She was sentenced to a 12 months community order with up to 30 days rehabilitation to be supervised by the probation service and fined £10 with £85 costs plus £85 victims’ surcharge.

Presiding magistrate, Christine Greaves, told her: “Your behaviour is totally unacceptable in calling the emergency services which are already extremely stretched.”

The court was told that on November 8 Smith was put on a CBO after pleading guilty to making a hoax 999 call.

The order bans her from phoning Lancashire police except in an emergency or when a crime or anti-social behaviour has occurred. It also prohibits her from calling the ambulance service except in an emergency.

On November 15 at 10.20pm, Smith made a 999 call to police from a mobile phone.
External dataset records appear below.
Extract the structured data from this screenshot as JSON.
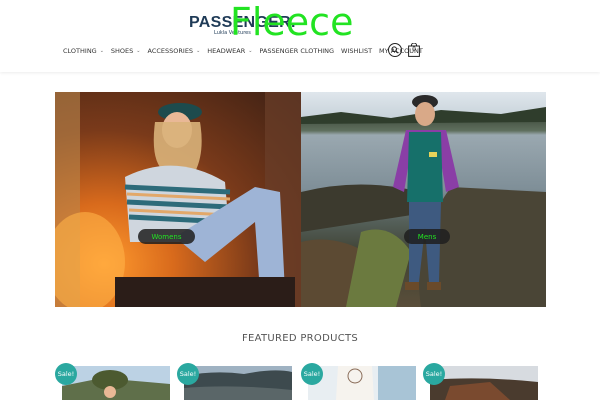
{
  "brand": {
    "name": "PASSENGER.",
    "tagline": "Lukla Ventures"
  },
  "nav": {
    "items": [
      {
        "label": "CLOTHING",
        "has_dropdown": true
      },
      {
        "label": "SHOES",
        "has_dropdown": true
      },
      {
        "label": "ACCESSORIES",
        "has_dropdown": true
      },
      {
        "label": "HEADWEAR",
        "has_dropdown": true
      },
      {
        "label": "PASSENGER CLOTHING",
        "has_dropdown": false
      },
      {
        "label": "WISHLIST",
        "has_dropdown": false
      },
      {
        "label": "MY ACCOUNT",
        "has_dropdown": false
      }
    ],
    "cart_count": "0"
  },
  "hero": {
    "title": "Fleece",
    "buttons": [
      {
        "label": "Womens"
      },
      {
        "label": "Mens"
      }
    ],
    "title_color": "#22e322"
  },
  "featured": {
    "heading": "FEATURED PRODUCTS",
    "badge": "Sale!",
    "badge_color": "#2aa8a0"
  }
}
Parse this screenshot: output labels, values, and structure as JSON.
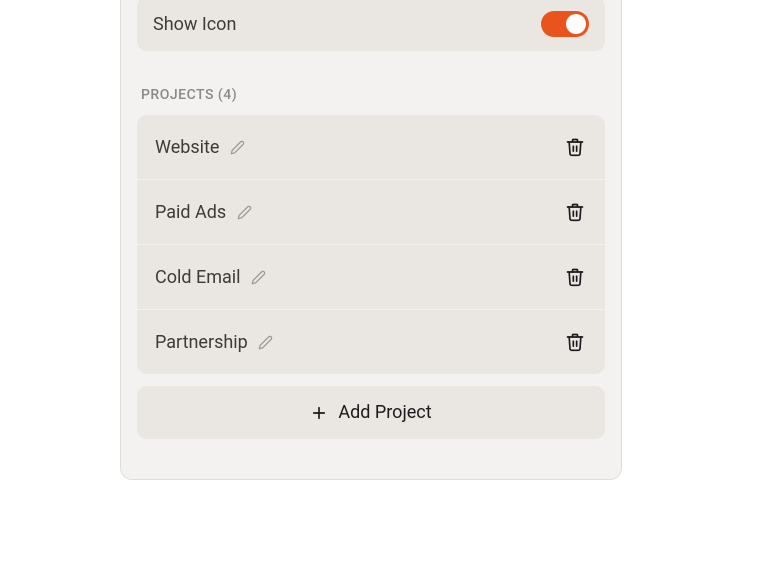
{
  "settings": {
    "show_icon_label": "Show Icon",
    "show_icon_value": true
  },
  "projects": {
    "section_label": "PROJECTS (4)",
    "count": 4,
    "items": [
      {
        "name": "Website"
      },
      {
        "name": "Paid Ads"
      },
      {
        "name": "Cold Email"
      },
      {
        "name": "Partnership"
      }
    ],
    "add_button_label": "Add Project"
  },
  "colors": {
    "accent": "#e8541c",
    "panel_bg": "#f4f2f0",
    "row_bg": "#eae6e2",
    "text": "#3d3b38",
    "muted": "#8b8986"
  }
}
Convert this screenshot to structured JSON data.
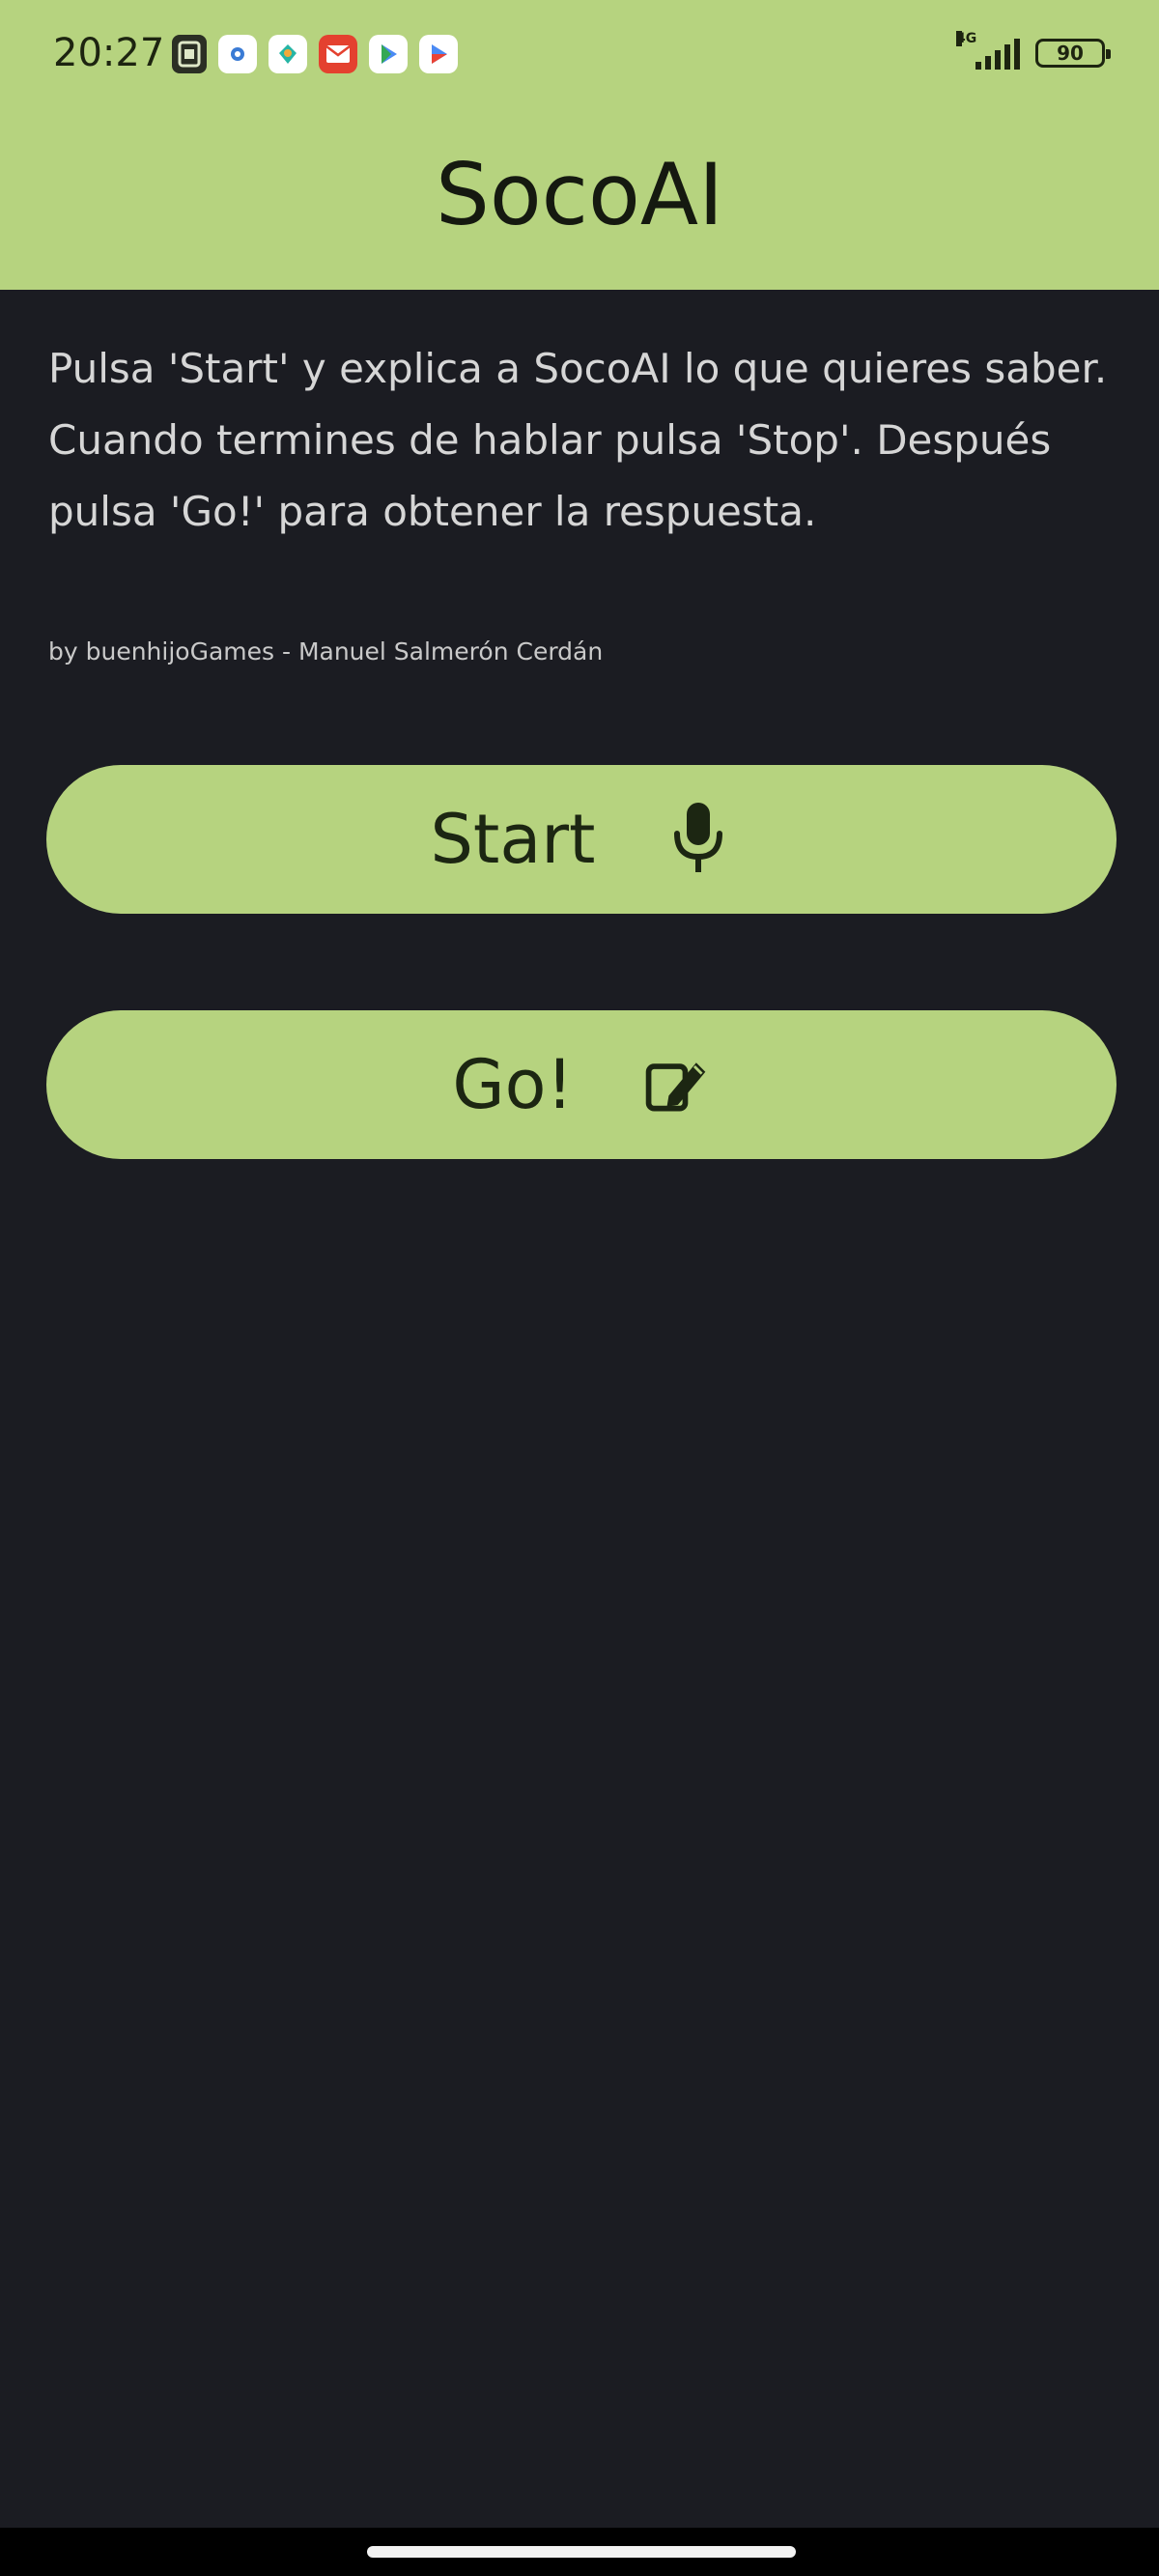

No crime, emergency or anti-social behaviour had taken place.

Ms Smith added: “She is described as a high intensity user, resulting in wasting the emergency services time.”

Peter Manning, defending, said his client had significant mental health, physical and alcohol problems which had resulted from neuralgia, severe facial pain, she suffered as the result of an operation going wrong some years ago.

As a result she used alcohol to medicate herself when her painkillers did not work.

Anthony Keeling, 29, breach of restraining order

A hotel manager who repeatedly broke the law by seeing his girlfriend has been jailed.

Anthony Keeling said he could not live at the hotel while repairs were being carried out so his girlfriend said he could stay at her address for a short time.

Keeling, 29, of Bairstow Street, Blackpool, pleaded guilty to breaching a restraining order. It was his third breach of the order.

He was sentenced to eight weeks jail and ordered to pay £150 victims’ surcharge.

Prosecutor, Pam Smith, said Keeling was put on a restraining order in June last year which banned him from contacting his girlfriend.

On November 16 police received a tip-off and went to Keeling’s girlfriend’s address on Lord Street.

She admitted Keeling had been at the flat with her but she did not want to make a complaint.

Patrick Nelligan, defending, said Keeling was the manager of a hotel in Blackpool and work on its renovation started on November 13.

Keeling was not allowed to stay there.

He had nowhere to stay and his girlfriend invited him to stay with her.